Wii Therapy Special Education Wihab Autism Physical Therapy Occupational Therapy Classroom

I am a Special Education teacher who has a Wii system in the classroom.  The concept of using a Wii for therapy is almost as old as the Wii itself.  Many therapists who work with senior citizens have been using a Wii for therapy for a while.  A Wii in the classroom can be fun, but it is also a lot of work.   It is work for the kids and for the teacher as well.  There are many challenges that a teacher faces when presenting a classroom Wii for therapeutic purposes.

This article will cover the following areas:
Using the Wii Remote
Using a Wii Fit with special needs students
How Does the Wii Help (various students with special needs)

Using the Wii Remote

Having a Wii for the students to use is fun, and it teaches the kids to take turns as well as win or lose with dignity.  When we first started using the Wii in our classroom, only one student knew how to use it.  Most of the students picked it up quickly enough, but we still had our fair share of problems.  One of the biggest problems we had (and from time to time still have), is all of the buttons on the Wii remote.  Depending on the severity of the student’s special needs, they may not be able to figure out which is the “A” button, or the “plus” or “minus” button.  Likewise, there is a chance that they may not remember that the Wii remote has a button on the underside of the remote.  You may want to consider purchasing a controller by Nyko.  They have some controllers that have colored buttons.  That way you would be able to say, “Press the red button” instead of “Press the A button”.  That would also be a good idea for younger kids too.

After having been through training the kids, I would recommend not having an orientation when first getting the Wii.  It would probably be better to show the students how to perform the various tasks as they need them.  The added benefit to this is that as you slowly show them one action at a time, the repetition involved will help reinforce what they have just been taught.

Using a Wii Fit

We have used a Wii Fit in my classroom several times.  I would recommend blocking out a big chunk of time when registering your kids on the Wii Fit.  If any of the students have issues with standing still, or waiting 15 seconds, you may want to come up with other ways to get them to freeze while the Wii Fit is calculating their information.

Some of the games such as jogging are fairly straight forward.  Most of the games take a lot of explanation.  When I had my students try the hoola hoop game, they did not understand it.  They would swing their hips back and forth (like it shows on the TV).  I had to go to the gym and get a hoola hoop and show the kids it is not rocking back and forth; it is moving our hips around in a circle.

The best part about the Wii Fit is that it keeps track of the child’s progress so you can look back over the year and see where they started and track until their most recent session.  You may notice trends of growth or stagnation that you can analyze and try to implement exercises to improve those areas.

How Does the Wii Help?

When I first considered getting a Wii for my classroom, I asked the physical therapist, occupational therapist and the speech therapist what they thought.  All of them were in agreement that it was a wonderful idea for a special education classroom. 

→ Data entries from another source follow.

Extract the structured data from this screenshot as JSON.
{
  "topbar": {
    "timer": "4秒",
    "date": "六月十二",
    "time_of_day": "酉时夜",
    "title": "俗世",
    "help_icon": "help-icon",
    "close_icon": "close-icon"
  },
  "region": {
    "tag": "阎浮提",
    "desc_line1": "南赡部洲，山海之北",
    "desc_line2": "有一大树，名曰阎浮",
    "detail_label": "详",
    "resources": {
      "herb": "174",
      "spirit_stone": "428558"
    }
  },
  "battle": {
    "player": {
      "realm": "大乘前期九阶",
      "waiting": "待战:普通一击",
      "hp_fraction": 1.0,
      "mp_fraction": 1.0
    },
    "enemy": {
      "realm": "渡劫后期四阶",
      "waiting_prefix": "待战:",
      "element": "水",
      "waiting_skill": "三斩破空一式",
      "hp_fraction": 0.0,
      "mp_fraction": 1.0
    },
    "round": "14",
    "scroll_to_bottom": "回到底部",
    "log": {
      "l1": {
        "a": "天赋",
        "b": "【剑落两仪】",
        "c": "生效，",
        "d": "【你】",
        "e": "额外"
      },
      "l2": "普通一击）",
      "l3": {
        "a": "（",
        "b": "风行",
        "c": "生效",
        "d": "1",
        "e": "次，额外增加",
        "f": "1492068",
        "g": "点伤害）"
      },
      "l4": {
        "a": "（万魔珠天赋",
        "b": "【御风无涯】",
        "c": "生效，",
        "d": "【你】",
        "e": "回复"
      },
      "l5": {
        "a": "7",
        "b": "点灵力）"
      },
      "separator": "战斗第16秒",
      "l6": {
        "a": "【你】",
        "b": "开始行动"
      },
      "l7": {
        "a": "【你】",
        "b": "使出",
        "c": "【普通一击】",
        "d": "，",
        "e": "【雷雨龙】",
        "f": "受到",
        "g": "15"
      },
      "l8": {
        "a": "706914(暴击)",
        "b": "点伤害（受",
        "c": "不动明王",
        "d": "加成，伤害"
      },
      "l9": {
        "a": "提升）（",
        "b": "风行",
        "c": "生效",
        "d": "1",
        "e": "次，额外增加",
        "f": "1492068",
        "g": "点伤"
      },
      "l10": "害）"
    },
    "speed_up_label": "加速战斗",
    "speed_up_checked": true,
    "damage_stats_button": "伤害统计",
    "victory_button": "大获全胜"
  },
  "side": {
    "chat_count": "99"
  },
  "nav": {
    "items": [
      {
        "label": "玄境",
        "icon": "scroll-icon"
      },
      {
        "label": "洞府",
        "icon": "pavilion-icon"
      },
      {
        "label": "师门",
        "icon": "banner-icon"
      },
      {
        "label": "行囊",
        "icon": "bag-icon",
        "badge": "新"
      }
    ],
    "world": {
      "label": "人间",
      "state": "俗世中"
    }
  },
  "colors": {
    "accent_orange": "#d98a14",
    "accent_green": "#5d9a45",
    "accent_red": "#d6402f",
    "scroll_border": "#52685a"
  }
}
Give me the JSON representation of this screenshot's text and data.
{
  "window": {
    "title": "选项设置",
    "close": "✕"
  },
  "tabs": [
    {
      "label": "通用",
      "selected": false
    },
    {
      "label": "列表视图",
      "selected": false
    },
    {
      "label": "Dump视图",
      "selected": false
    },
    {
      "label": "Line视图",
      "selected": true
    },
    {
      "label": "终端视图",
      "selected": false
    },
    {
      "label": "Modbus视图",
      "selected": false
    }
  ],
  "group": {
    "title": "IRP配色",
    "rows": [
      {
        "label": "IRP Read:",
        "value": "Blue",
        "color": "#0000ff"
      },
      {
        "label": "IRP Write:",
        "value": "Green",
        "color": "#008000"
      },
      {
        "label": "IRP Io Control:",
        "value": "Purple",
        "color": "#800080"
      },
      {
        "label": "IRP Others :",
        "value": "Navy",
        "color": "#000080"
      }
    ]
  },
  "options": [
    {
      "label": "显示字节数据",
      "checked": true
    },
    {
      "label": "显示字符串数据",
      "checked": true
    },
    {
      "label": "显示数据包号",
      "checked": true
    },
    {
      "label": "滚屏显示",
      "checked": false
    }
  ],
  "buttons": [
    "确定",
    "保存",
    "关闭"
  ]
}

The Wii will work the children’s muscles all over their body.  It helps with bilateral and unilateral coordination, and it improves hand-eye coordination.  The Wii will also assist in the development of social skills (if they play with others) and it will help them to support others through cheering on and supporting their friends during the games.

Real life applications may include; increased speed going up and down the stairs (when using the Wii Fit), better hand-eye coordination for writing, and it may increase attention span since video games do  not stop for commercials.  Some special needs students may increase their stamina so that they can play longer, or walk further in the hallway without getting tired as easily.